Berend Klein-Haneveld and Cees-Willem Hofstede successfully defended their theses in our group this week.
On Wednesday, the 26th of March, Berend defended his thesis “RegistrationShop – an interactive 3D medical volume registration tool”. In his work he developed RegistrationShop as a tool that aims to make the complex process of 3D volume registration easier by providing simple interaction techniques and real-time visual feedback of the current registration results. Users are able to place landmarks in 3D either by surface picking or by tracing a ray through the volume until the desired location is reached. During the registration process they are provided with visualizations of both the moving and fixed volumes as well as the current registration result in a combined view.
On Friday, the 28th of March, Cees-Willem defended his thesis “The Online Anatomical Human – an online browser and annotation system for real human anatomy”. He worked on bringing anatomical education to a web browser, by creating an online environment in which a 3D anatomical model of the pelvis is linked to 2D medical imaging data. Users are able to annotate structures directly on the 3D mesh using landmark, brush and line tools and can enrich the model with their annotations. Both theses were supervised by Charl Botha, Anna Vilanova and Noeska Smit.
We’d like to congratulate Berend en Cees-Willem on their Master of Science titles!
At regular intervals, we will post updates concerning recent master thesis topics and outcomes.
We’ll begin with a description of the work done by Marnix Kraus, MSc. who completed his Master Thesis in the field of active multi-camera navigation in video surveillance systems, supervised by Gerwin de Haan. He designed and evaluated a prototype system for this purpose. His findings indicate that the presented system can enhance operator performance in surveillance control rooms that monitor vast and complex areas. The full thesis can be downloaded here. More information on research related to this topic can be found on the VRLAB project website.
In the game technology department, Rick de Ridder, MSc. worked on simulating urban area development for semantic game worlds for his Master Thesis. This work was supervised by Tim Tutenel and Rafael Bidarra. In his work, he expands a semantic world-generation prototype by introducing factors like resources, events and neighboring settlements in the generation process. It extends current techniques by adding more history and meaning to the procedurally generated cities. The full thesis can be found here and additional information is available on the related Game Technology project website.

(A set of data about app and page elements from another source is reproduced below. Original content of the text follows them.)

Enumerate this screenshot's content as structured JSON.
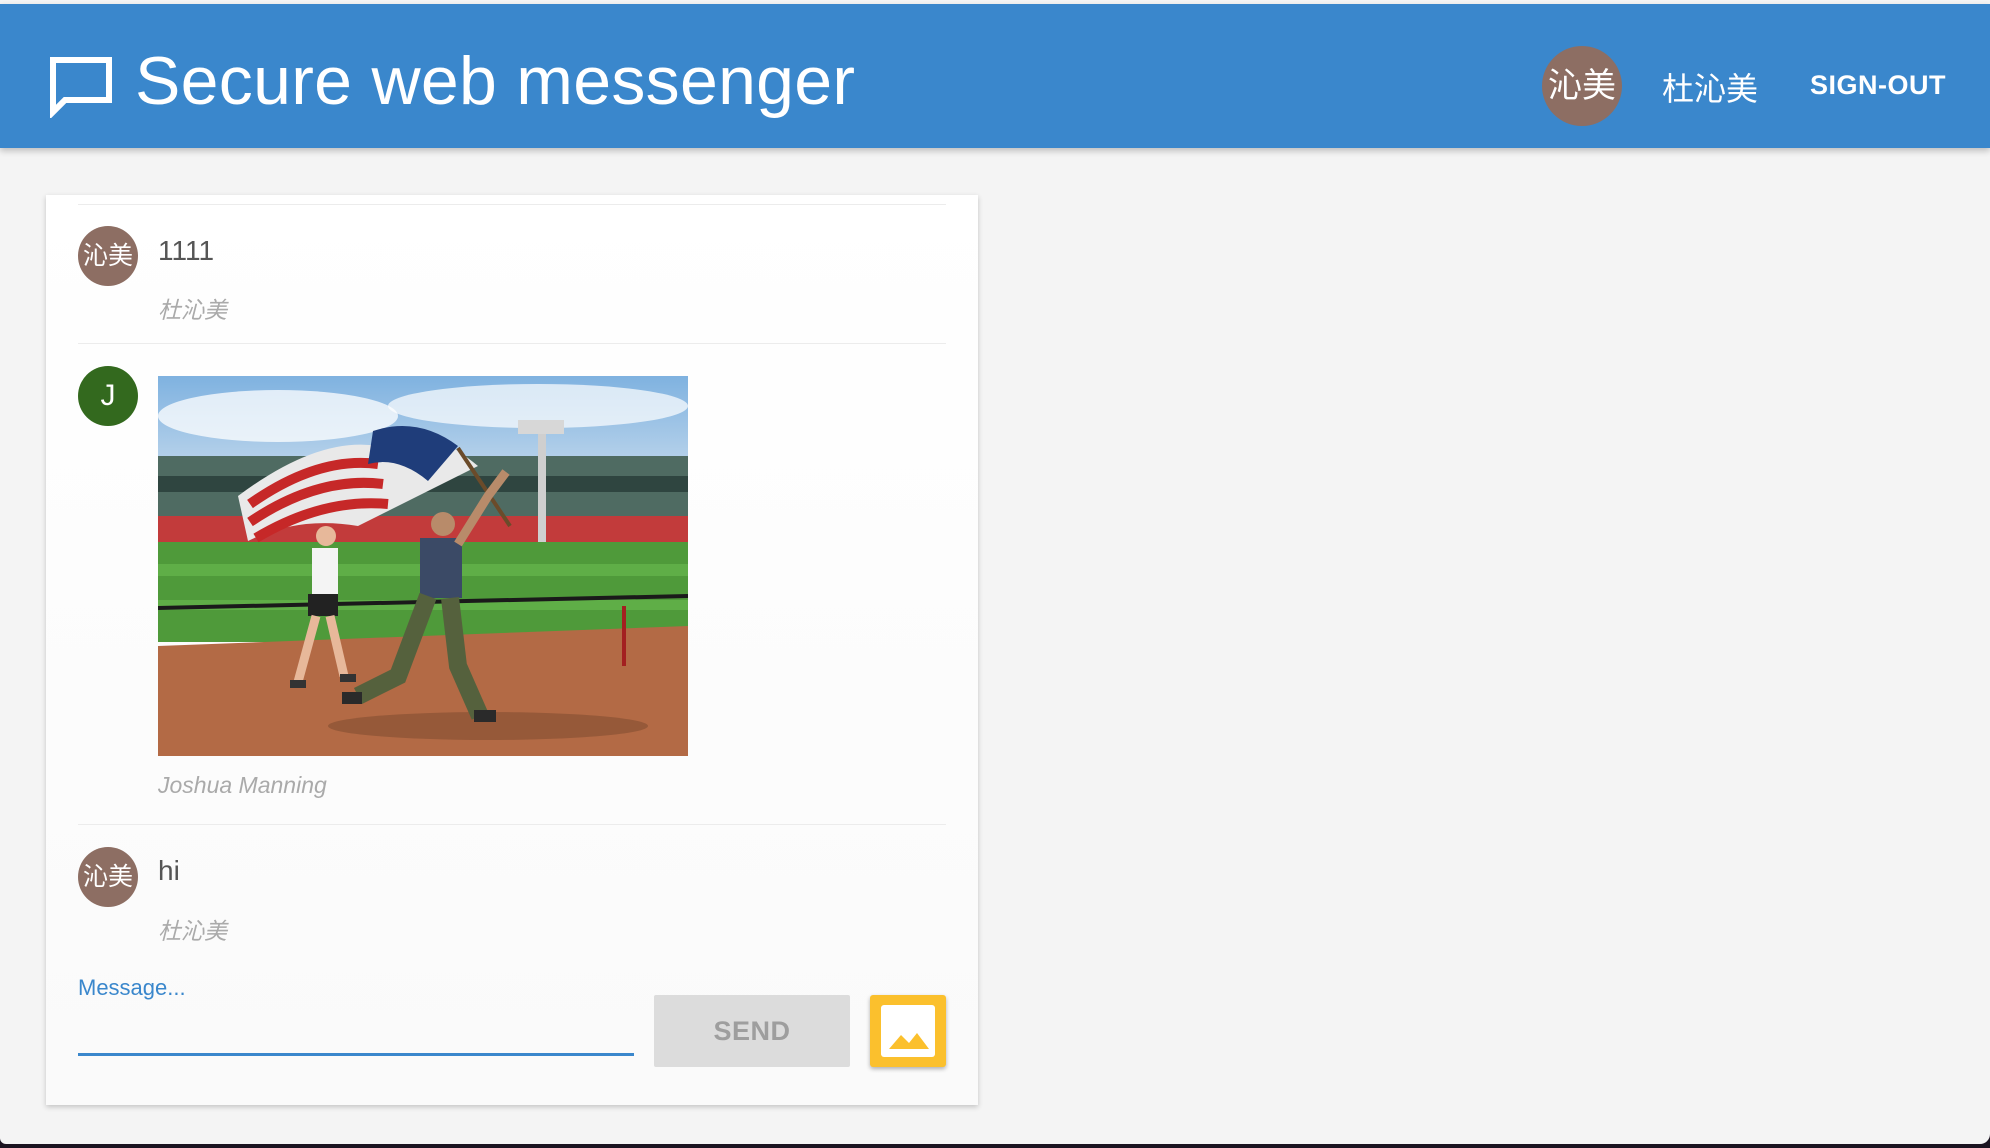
{
  "header": {
    "title": "Secure web messenger",
    "user": {
      "avatar_text": "沁美",
      "name": "杜沁美"
    },
    "signout_label": "SIGN-OUT"
  },
  "messages": [
    {
      "avatar_text": "沁美",
      "text": "1111",
      "author": "杜沁美"
    },
    {
      "avatar_text": "J",
      "type": "image",
      "image_description": "person-running-with-flag-photo",
      "author": "Joshua Manning"
    },
    {
      "avatar_text": "沁美",
      "text": "hi",
      "author": "杜沁美"
    }
  ],
  "composer": {
    "label": "Message...",
    "value": "",
    "send_label": "SEND",
    "upload_icon": "image-icon"
  },
  "colors": {
    "primary": "#3a87cc",
    "avatar_brown": "#8d6e63",
    "avatar_green": "#33691e",
    "upload_yellow": "#fbc02d"
  }
}
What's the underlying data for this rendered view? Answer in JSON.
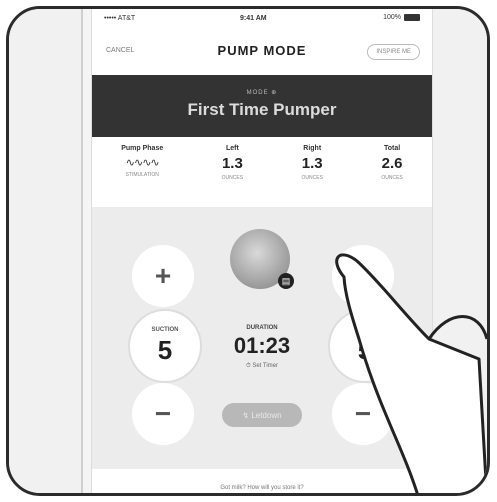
{
  "status": {
    "carrier": "••••• AT&T",
    "time": "9:41 AM",
    "battery": "100%"
  },
  "nav": {
    "cancel": "CANCEL",
    "title": "PUMP MODE",
    "inspire": "INSPIRE ME"
  },
  "mode": {
    "label": "MODE ⊕",
    "name": "First Time Pumper"
  },
  "stats": [
    {
      "label": "Pump Phase",
      "value": "∿∿∿∿",
      "unit": "STIMULATION"
    },
    {
      "label": "Left",
      "value": "1.3",
      "unit": "OUNCES"
    },
    {
      "label": "Right",
      "value": "1.3",
      "unit": "OUNCES"
    },
    {
      "label": "Total",
      "value": "2.6",
      "unit": "OUNCES"
    }
  ],
  "controls": {
    "plus": "+",
    "minus": "−",
    "suction_label": "SUCTION",
    "suction_value": "5",
    "right_label": "SU",
    "right_value": "5",
    "duration_label": "DURATION",
    "duration_value": "01:23",
    "timer_label": "⏱ Set Timer",
    "letdown": "↯ Letdown"
  },
  "bottom": {
    "question": "Got milk? How will you store it?"
  },
  "colors": {
    "mode_bg": "#333333",
    "control_bg": "#ececec"
  }
}
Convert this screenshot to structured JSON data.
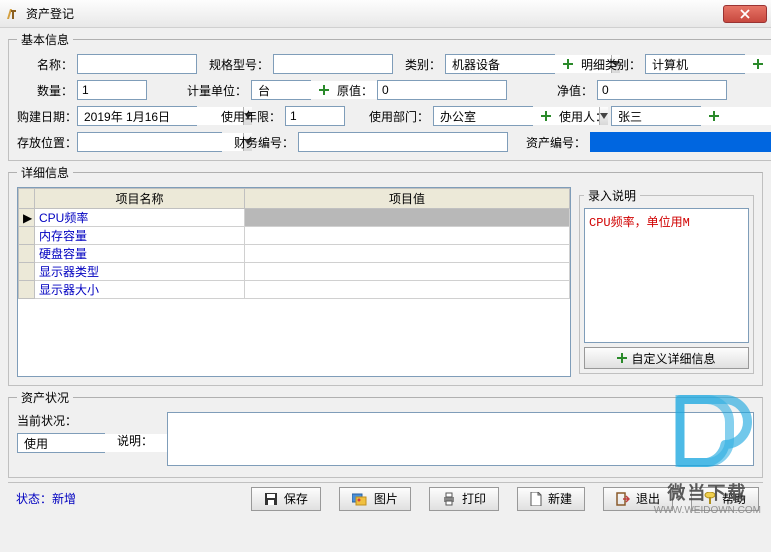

Anne van Ee, Msc. developed new interaction schemes for the touch-based organization of patent collections in her thesis work. The thesis was supervised by Gerwin de Haan and it was carried out in co-operation with the European Patent Office. Anne based her work on earlier co-operative work with the European Patent Office and improved the organization system by introducing the Local Affine Multidimensional Projection (LAMP) technique to help the user while searching for patents. If you’re interested in this work, you can check out the full thesis here.
Renata Raidou. MSc. completed her thesis in the field of medical visualization as a Biomedical Engineer. In her work she successfully researched the planning and guidance of minimally invasive cement injection to combat the effects of aseptic loosening that occur after total hip replacement surgery. This work was supervised by Francois Malan and Charl P. Botha. Renata developed an integrated system for planning and guiding minimally invasive refixation. The thesis proposes new approaches to combine CT and fluoroscopy in pre-operative planning. She conducted an extensive review with domain experts to evaluate the system. Her full thesis can be found here.
In any case, we hope you enjoy reading the preprint, a very compact summary of Medical Visualization developments of the past 30 years and a hint of what the coming decade holds, as much as we enjoyed writing it!